Filter these entries down to the lines that hold the word "Realty", and show each of them.

Data extracted from a collection

☆ ☆ ☆ ☆ ☆

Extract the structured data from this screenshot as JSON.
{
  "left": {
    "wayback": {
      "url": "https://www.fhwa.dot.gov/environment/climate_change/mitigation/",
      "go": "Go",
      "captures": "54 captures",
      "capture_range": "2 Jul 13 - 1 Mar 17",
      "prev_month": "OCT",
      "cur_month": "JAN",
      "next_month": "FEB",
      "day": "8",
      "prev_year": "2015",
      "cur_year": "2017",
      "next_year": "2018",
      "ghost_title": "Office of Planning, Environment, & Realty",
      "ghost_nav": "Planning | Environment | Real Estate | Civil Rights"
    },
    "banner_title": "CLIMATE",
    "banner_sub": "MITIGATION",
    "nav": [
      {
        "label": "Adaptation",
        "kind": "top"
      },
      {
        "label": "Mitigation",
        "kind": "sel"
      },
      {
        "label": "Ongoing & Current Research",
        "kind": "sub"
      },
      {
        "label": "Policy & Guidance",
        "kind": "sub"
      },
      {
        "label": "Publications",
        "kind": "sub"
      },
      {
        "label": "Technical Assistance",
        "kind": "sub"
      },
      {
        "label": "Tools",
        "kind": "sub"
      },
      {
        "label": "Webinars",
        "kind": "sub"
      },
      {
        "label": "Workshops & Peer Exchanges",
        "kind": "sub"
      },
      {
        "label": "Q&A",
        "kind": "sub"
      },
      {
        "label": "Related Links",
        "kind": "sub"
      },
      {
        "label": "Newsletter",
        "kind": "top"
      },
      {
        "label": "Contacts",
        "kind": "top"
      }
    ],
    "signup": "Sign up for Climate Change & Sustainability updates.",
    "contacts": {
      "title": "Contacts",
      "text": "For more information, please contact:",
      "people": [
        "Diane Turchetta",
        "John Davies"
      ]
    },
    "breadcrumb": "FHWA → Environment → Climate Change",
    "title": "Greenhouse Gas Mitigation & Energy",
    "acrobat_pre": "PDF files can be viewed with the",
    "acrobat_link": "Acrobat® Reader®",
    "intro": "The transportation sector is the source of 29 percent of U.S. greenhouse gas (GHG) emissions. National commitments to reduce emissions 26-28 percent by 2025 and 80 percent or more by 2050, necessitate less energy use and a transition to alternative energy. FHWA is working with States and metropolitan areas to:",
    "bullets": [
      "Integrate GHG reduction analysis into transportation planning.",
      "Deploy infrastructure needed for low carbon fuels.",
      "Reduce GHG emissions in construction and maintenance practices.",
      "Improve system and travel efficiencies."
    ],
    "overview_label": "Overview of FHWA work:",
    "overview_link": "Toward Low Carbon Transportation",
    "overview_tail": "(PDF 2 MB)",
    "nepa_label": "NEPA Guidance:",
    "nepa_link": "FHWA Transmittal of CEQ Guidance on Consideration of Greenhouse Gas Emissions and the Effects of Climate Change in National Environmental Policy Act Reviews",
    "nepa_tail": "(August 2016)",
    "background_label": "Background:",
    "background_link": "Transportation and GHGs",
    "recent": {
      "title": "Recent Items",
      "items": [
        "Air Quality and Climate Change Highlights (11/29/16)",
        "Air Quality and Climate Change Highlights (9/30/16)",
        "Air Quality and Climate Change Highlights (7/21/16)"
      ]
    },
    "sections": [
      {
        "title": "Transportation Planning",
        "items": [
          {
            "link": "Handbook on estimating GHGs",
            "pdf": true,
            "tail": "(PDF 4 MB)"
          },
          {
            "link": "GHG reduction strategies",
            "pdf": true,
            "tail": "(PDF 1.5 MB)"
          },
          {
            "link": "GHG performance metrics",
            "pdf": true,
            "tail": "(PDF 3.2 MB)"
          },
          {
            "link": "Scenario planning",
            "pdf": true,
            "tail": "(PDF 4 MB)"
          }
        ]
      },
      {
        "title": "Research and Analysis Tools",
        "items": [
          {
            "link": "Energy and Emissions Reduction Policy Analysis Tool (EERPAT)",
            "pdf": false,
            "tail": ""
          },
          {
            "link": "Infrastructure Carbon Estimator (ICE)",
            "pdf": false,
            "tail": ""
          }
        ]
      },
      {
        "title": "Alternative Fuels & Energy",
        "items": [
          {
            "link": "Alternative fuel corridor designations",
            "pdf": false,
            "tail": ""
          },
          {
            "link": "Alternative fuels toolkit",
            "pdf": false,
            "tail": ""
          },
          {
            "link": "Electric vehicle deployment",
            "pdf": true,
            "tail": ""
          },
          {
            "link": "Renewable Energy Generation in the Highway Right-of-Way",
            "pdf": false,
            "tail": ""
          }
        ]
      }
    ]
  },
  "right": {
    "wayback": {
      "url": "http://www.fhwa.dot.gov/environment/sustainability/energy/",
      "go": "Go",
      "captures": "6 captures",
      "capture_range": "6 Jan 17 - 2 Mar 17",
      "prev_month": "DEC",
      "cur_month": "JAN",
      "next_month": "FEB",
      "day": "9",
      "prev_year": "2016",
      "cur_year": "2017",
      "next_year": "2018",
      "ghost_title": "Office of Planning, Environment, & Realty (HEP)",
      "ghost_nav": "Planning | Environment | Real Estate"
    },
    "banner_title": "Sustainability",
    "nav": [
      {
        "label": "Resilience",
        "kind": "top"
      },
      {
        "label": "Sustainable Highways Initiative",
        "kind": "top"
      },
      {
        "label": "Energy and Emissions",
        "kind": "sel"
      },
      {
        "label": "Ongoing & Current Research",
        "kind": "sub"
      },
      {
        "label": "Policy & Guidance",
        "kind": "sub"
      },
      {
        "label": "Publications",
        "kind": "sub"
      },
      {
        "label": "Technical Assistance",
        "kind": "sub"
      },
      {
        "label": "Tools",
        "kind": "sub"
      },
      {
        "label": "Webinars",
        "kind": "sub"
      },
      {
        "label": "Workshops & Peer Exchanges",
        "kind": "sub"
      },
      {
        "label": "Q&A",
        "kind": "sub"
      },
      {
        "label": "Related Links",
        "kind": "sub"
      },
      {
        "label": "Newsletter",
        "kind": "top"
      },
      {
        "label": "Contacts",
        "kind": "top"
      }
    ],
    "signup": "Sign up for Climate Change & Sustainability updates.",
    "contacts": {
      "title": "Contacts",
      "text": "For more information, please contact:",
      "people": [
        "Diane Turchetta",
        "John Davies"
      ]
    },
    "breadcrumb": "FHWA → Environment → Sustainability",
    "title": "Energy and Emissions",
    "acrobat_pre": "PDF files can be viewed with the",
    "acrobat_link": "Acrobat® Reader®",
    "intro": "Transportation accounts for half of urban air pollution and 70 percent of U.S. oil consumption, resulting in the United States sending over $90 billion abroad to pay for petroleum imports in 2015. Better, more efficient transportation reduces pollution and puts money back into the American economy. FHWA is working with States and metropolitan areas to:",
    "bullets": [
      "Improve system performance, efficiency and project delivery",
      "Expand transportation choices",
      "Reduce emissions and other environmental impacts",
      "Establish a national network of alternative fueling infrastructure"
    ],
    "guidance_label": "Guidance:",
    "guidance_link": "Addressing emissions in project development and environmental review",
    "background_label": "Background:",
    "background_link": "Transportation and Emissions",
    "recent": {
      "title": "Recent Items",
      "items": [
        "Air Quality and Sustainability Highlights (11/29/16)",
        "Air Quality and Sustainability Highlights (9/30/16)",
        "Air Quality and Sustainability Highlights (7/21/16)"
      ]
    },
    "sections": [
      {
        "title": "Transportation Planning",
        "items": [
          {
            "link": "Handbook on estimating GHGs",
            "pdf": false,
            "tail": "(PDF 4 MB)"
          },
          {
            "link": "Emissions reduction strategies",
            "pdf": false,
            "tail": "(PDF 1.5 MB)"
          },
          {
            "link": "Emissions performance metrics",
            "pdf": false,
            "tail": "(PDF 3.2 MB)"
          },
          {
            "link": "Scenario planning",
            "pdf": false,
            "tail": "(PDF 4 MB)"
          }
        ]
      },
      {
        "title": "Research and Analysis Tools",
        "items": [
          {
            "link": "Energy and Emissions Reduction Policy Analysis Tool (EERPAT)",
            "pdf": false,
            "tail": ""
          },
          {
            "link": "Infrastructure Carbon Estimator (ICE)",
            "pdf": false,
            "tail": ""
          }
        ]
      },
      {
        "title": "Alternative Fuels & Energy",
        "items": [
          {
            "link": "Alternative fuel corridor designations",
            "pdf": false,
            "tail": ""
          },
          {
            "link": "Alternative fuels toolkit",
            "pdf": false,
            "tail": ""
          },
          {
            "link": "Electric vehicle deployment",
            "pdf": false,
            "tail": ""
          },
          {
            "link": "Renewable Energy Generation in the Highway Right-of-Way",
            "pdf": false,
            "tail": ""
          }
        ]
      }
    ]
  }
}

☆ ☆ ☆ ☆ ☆

Task response:
      "ghost_title": "Office of Planning, Environment, & Realty",
      "ghost_title": "Office of Planning, Environment, & Realty (HEP)",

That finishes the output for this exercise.